>>>>

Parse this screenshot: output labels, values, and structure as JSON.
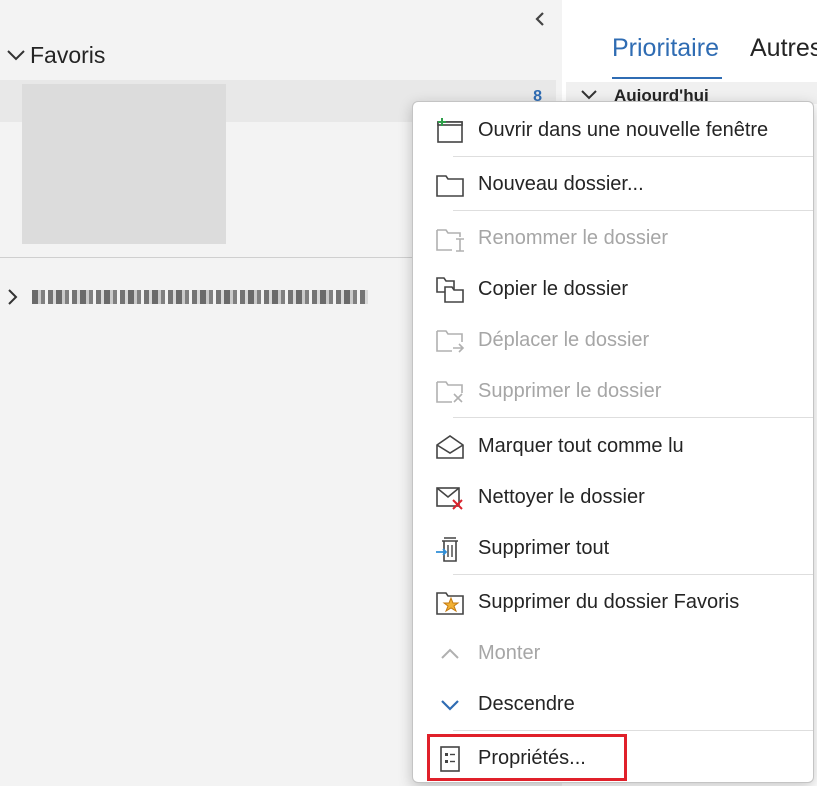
{
  "folder_pane": {
    "favorites_label": "Favoris",
    "favorites_count": "8"
  },
  "mail_list": {
    "tabs": [
      "Prioritaire",
      "Autres"
    ],
    "group_header": "Aujourd'hui"
  },
  "context_menu": {
    "items": [
      {
        "label": "Ouvrir dans une nouvelle fenêtre",
        "icon": "new-window-icon",
        "enabled": true
      },
      {
        "label": "Nouveau dossier...",
        "icon": "new-folder-icon",
        "enabled": true
      },
      {
        "label": "Renommer le dossier",
        "icon": "rename-folder-icon",
        "enabled": false
      },
      {
        "label": "Copier le dossier",
        "icon": "copy-folder-icon",
        "enabled": true
      },
      {
        "label": "Déplacer le dossier",
        "icon": "move-folder-icon",
        "enabled": false
      },
      {
        "label": "Supprimer le dossier",
        "icon": "delete-folder-icon",
        "enabled": false
      },
      {
        "label": "Marquer tout comme lu",
        "icon": "mark-read-icon",
        "enabled": true
      },
      {
        "label": "Nettoyer le dossier",
        "icon": "clean-folder-icon",
        "enabled": true
      },
      {
        "label": "Supprimer tout",
        "icon": "delete-all-icon",
        "enabled": true
      },
      {
        "label": "Supprimer du dossier Favoris",
        "icon": "remove-favorite-icon",
        "enabled": true
      },
      {
        "label": "Monter",
        "icon": "chevron-up-icon",
        "enabled": false
      },
      {
        "label": "Descendre",
        "icon": "chevron-down-icon",
        "enabled": true
      },
      {
        "label": "Propriétés...",
        "icon": "properties-icon",
        "enabled": true
      }
    ]
  },
  "colors": {
    "accent": "#2f6cb3",
    "highlight_border": "#e0202a",
    "disabled_text": "#a6a6a6"
  }
}
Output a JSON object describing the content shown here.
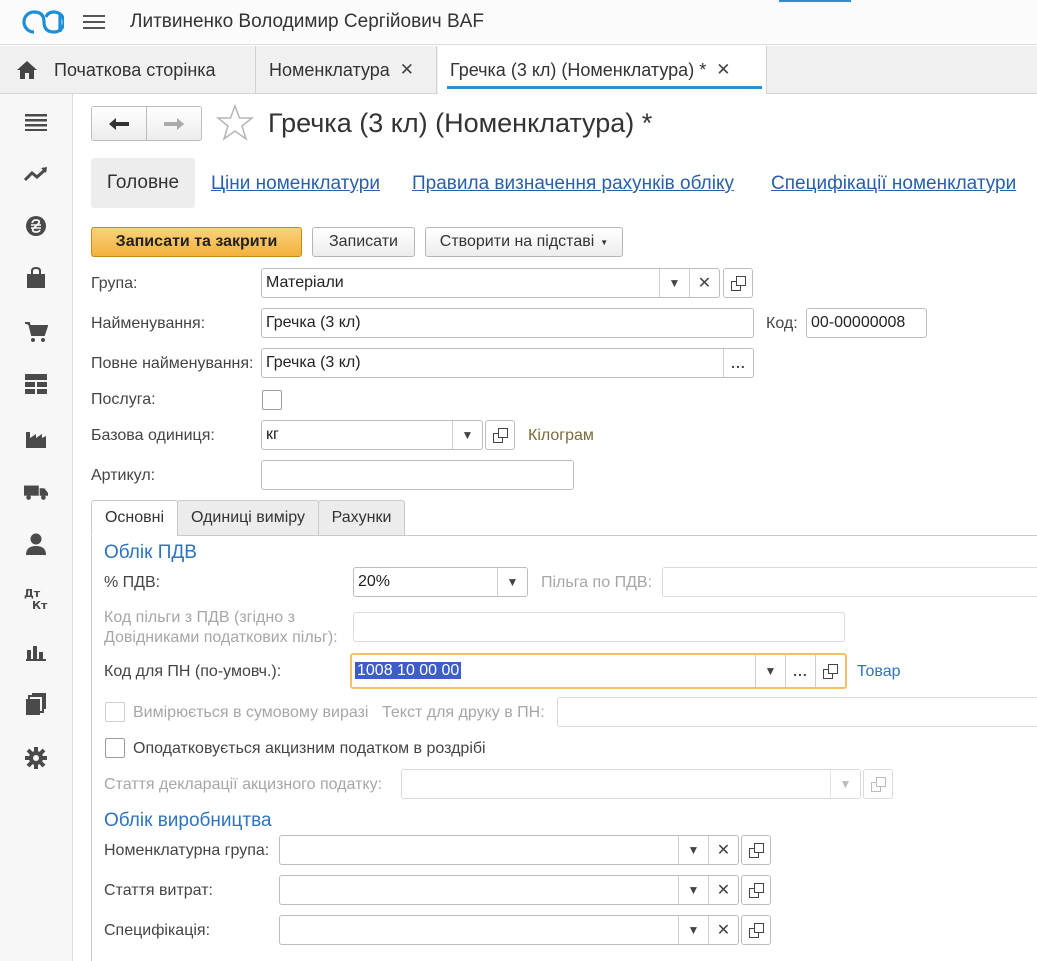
{
  "app": {
    "user_title": "Литвиненко Володимир Сергійович BAF"
  },
  "tabs": {
    "home": "Початкова сторінка",
    "nomenclature": "Номенклатура",
    "current": "Гречка (3 кл) (Номенклатура) *",
    "close_glyph": "✕"
  },
  "doc": {
    "title": "Гречка (3 кл) (Номенклатура) *"
  },
  "sections": {
    "main": "Головне",
    "prices": "Ціни номенклатури",
    "accounts_rules": "Правила визначення рахунків обліку",
    "specs": "Специфікації номенклатури"
  },
  "commands": {
    "save_close": "Записати та закрити",
    "save": "Записати",
    "create_based": "Створити на підставі"
  },
  "form": {
    "group_label": "Група:",
    "group_value": "Матеріали",
    "name_label": "Найменування:",
    "name_value": "Гречка (3 кл)",
    "code_label": "Код:",
    "code_value": "00-00000008",
    "full_name_label": "Повне найменування:",
    "full_name_value": "Гречка (3 кл)",
    "service_label": "Послуга:",
    "base_unit_label": "Базова одиниця:",
    "base_unit_value": "кг",
    "base_unit_hint": "Кілограм",
    "article_label": "Артикул:",
    "article_value": ""
  },
  "inner_tabs": {
    "main": "Основні",
    "units": "Одиниці виміру",
    "accounts": "Рахунки"
  },
  "vat": {
    "group_title": "Облік ПДВ",
    "rate_label": "% ПДВ:",
    "rate_value": "20%",
    "benefit_label": "Пільга по ПДВ:",
    "benefit_code_label_1": "Код пільги з ПДВ (згідно з",
    "benefit_code_label_2": "Довідниками податкових пільг):",
    "pn_code_label": "Код для ПН (по-умовч.):",
    "pn_code_value": "1008 10 00 00",
    "pn_code_hint": "Товар",
    "measured_sum_label": "Вимірюється в сумовому виразі",
    "print_text_label": "Текст для друку в ПН:",
    "excise_label": "Оподатковується акцизним податком в роздрібі",
    "excise_article_label": "Стаття декларації акцизного податку:"
  },
  "production": {
    "group_title": "Облік виробництва",
    "nom_group_label": "Номенклатурна група:",
    "cost_item_label": "Стаття витрат:",
    "spec_label": "Специфікація:"
  },
  "glyphs": {
    "dropdown": "▼",
    "clear": "✕",
    "dots": "...",
    "back": "🡐",
    "fwd": "🡒"
  },
  "colors": {
    "accent": "#2e8fd0",
    "link": "#2a5fa8",
    "group_title": "#2d73bd",
    "hint": "#7a6a3a",
    "primary_button": "#f1b23c"
  }
}
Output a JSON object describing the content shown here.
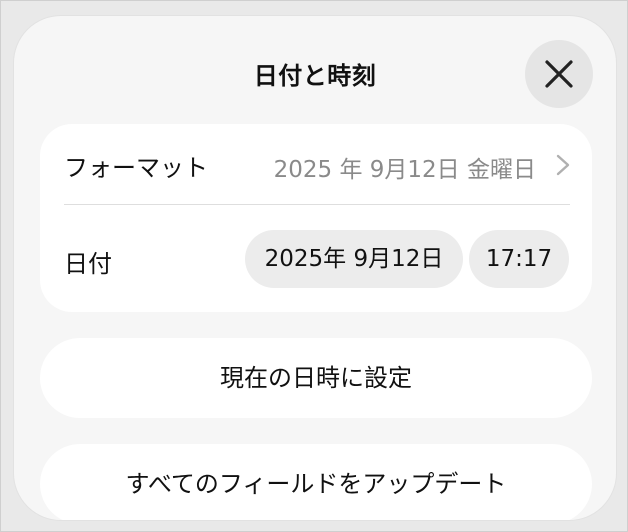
{
  "dialog": {
    "title": "日付と時刻",
    "close_icon": "close-x-icon"
  },
  "format_row": {
    "label": "フォーマット",
    "value": "2025 年 9月12日 金曜日",
    "chevron_icon": "chevron-right-icon"
  },
  "date_row": {
    "label": "日付",
    "date_value": "2025年 9月12日",
    "time_value": "17:17"
  },
  "buttons": {
    "set_now": "現在の日時に設定",
    "update_all": "すべてのフィールドをアップデート"
  },
  "colors": {
    "sheet_background": "#f6f6f6",
    "card_background": "#ffffff",
    "pill_background": "#ececec",
    "secondary_text": "#8a8a8a"
  }
}
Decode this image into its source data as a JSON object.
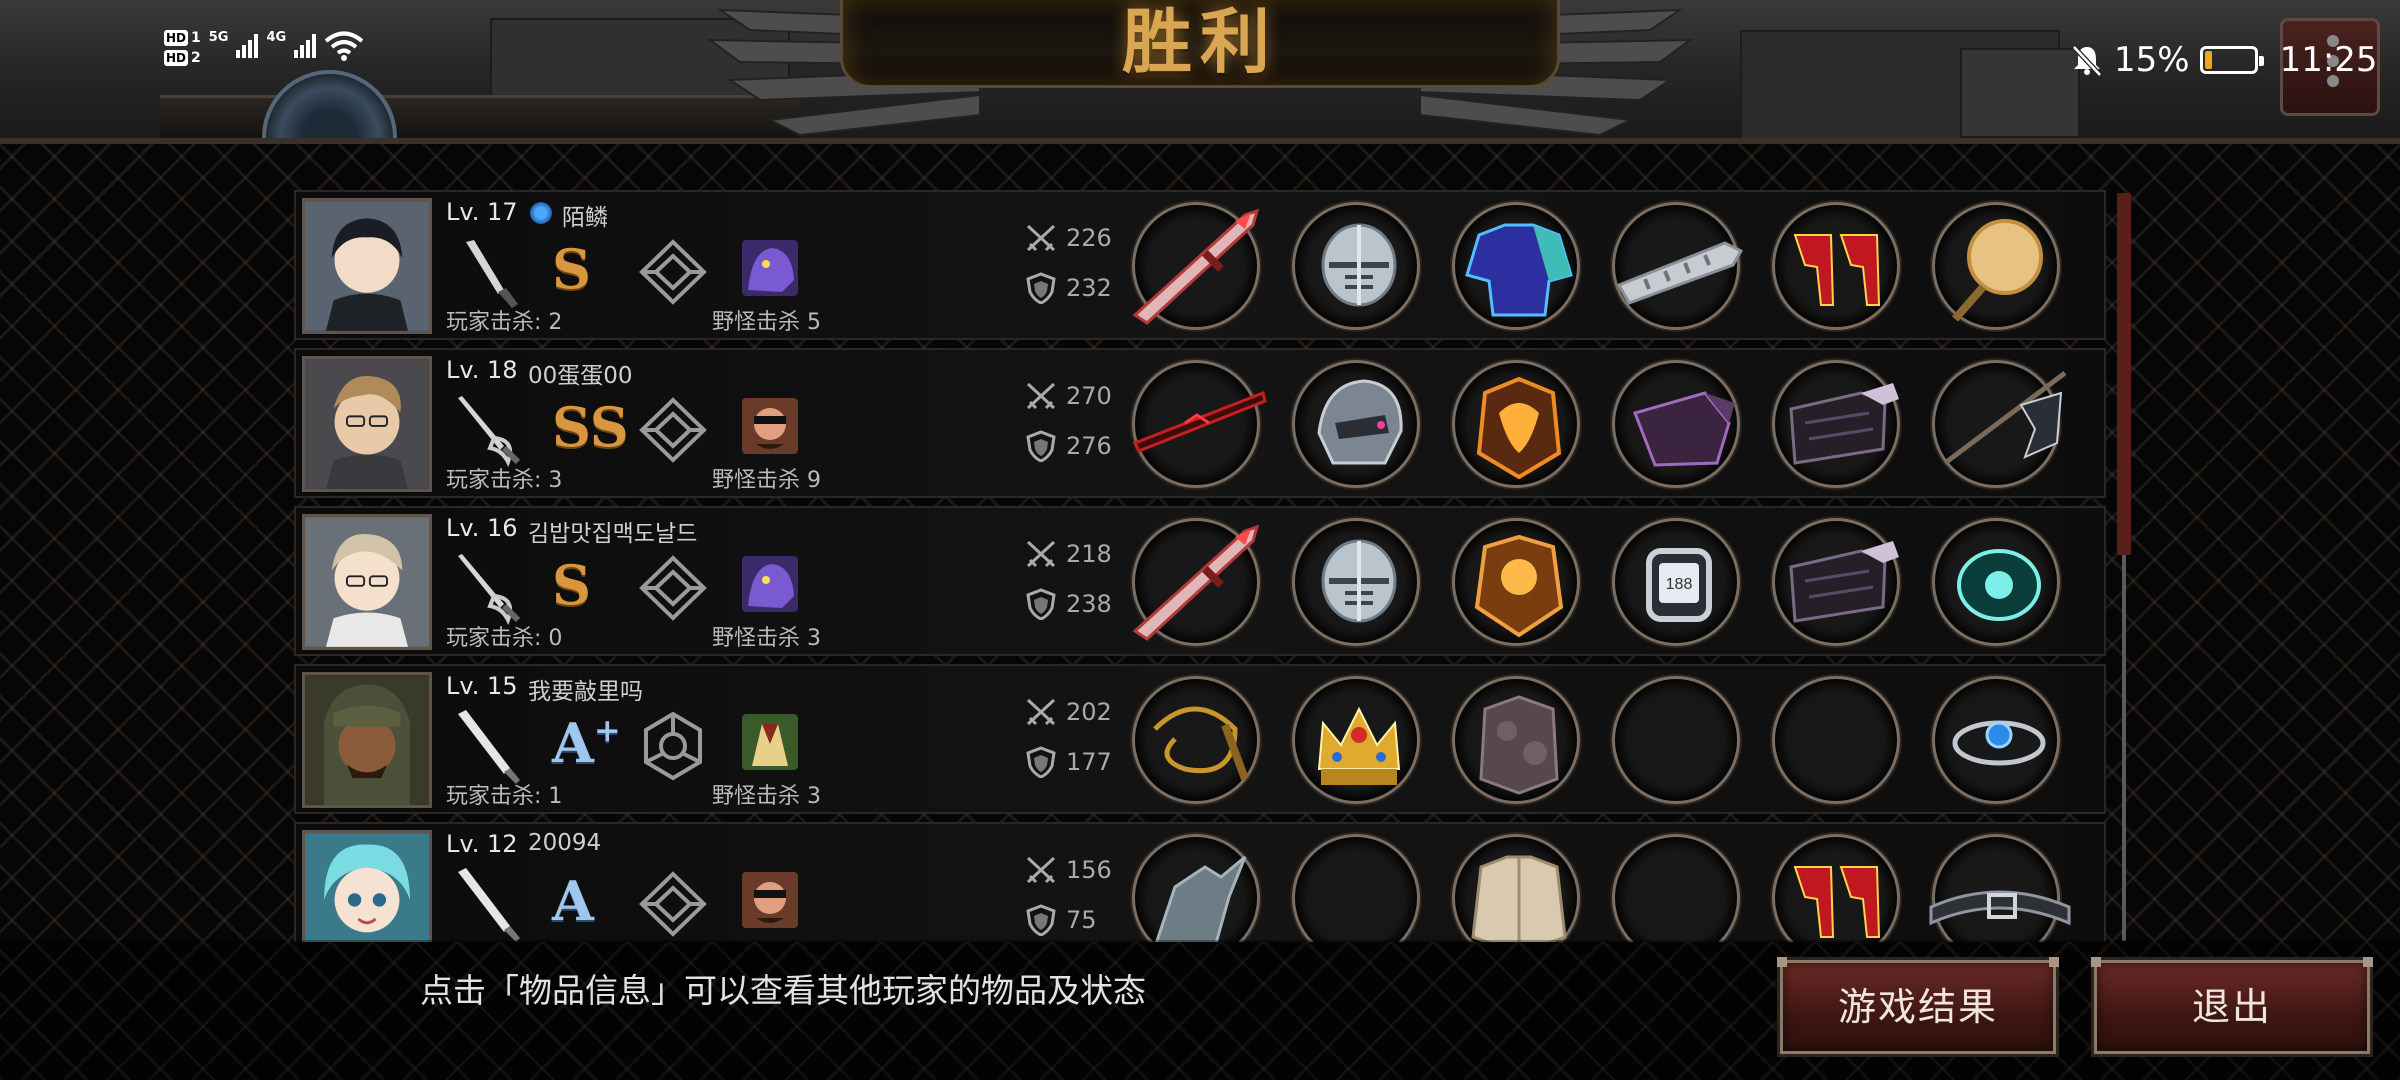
{
  "title": "胜利",
  "status_bar": {
    "sim1": "HD",
    "sim1_num": "1",
    "sim1_net": "5G",
    "sim2": "HD",
    "sim2_num": "2",
    "sim2_net": "4G",
    "battery_percent": "15%",
    "battery_level": 0.15,
    "time": "11:25",
    "icons": [
      "mute-bell-icon",
      "wifi-icon",
      "signal-icon"
    ]
  },
  "players": [
    {
      "level": "Lv. 17",
      "name": "陌鳞",
      "has_badge": true,
      "weapon": "knife-icon",
      "grade": "S",
      "grade_sup": "",
      "player_kills": "玩家击杀: 2",
      "monster_kills": "野怪击杀 5",
      "attack": "226",
      "defense": "232",
      "items": [
        "crimson-sword-icon",
        "knight-helmet-icon",
        "blue-armor-icon",
        "silver-gauntlet-icon",
        "red-heels-icon",
        "golden-mirror-icon"
      ]
    },
    {
      "level": "Lv. 18",
      "name": "00蛋蛋00",
      "has_badge": false,
      "weapon": "rapier-icon",
      "grade": "SS",
      "grade_sup": "",
      "player_kills": "玩家击杀: 3",
      "monster_kills": "野怪击杀 9",
      "attack": "270",
      "defense": "276",
      "items": [
        "dark-blade-icon",
        "mech-helmet-icon",
        "flame-armor-icon",
        "dark-gauntlet-icon",
        "shadow-boots-icon",
        "flag-icon"
      ]
    },
    {
      "level": "Lv. 16",
      "name": "김밥맛집맥도날드",
      "has_badge": false,
      "weapon": "rapier-icon",
      "grade": "S",
      "grade_sup": "",
      "player_kills": "玩家击杀: 0",
      "monster_kills": "野怪击杀 3",
      "attack": "218",
      "defense": "238",
      "items": [
        "crimson-sword-icon",
        "knight-helmet-icon",
        "gold-armor-icon",
        "watch-icon",
        "shadow-boots-icon",
        "teal-eye-icon"
      ]
    },
    {
      "level": "Lv. 15",
      "name": "我要敲里吗",
      "has_badge": false,
      "weapon": "bat-icon",
      "grade": "A",
      "grade_sup": "+",
      "player_kills": "玩家击杀: 1",
      "monster_kills": "野怪击杀 3",
      "attack": "202",
      "defense": "177",
      "items": [
        "whip-icon",
        "crown-icon",
        "stone-armor-icon",
        "empty-slot",
        "empty-slot",
        "blue-gem-bracelet-icon"
      ]
    },
    {
      "level": "Lv. 12",
      "name": "20094",
      "has_badge": false,
      "weapon": "bat-icon",
      "grade": "A",
      "grade_sup": "",
      "player_kills": "",
      "monster_kills": "",
      "attack": "156",
      "defense": "75",
      "items": [
        "statue-icon",
        "empty-slot",
        "beige-jacket-icon",
        "empty-slot",
        "red-heels-icon",
        "belt-icon"
      ]
    }
  ],
  "footer": {
    "hint": "点击「物品信息」可以查看其他玩家的物品及状态",
    "result_button": "游戏结果",
    "exit_button": "退出"
  },
  "colors": {
    "accent": "#d9963e",
    "button": "#5a221d",
    "title": "#d9a652"
  }
}
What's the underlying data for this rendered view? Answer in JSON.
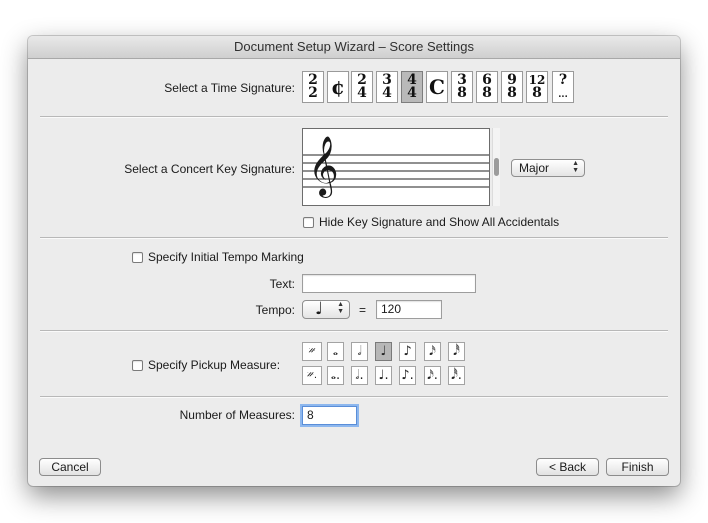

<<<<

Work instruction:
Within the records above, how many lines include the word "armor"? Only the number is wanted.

Reply to the task:
4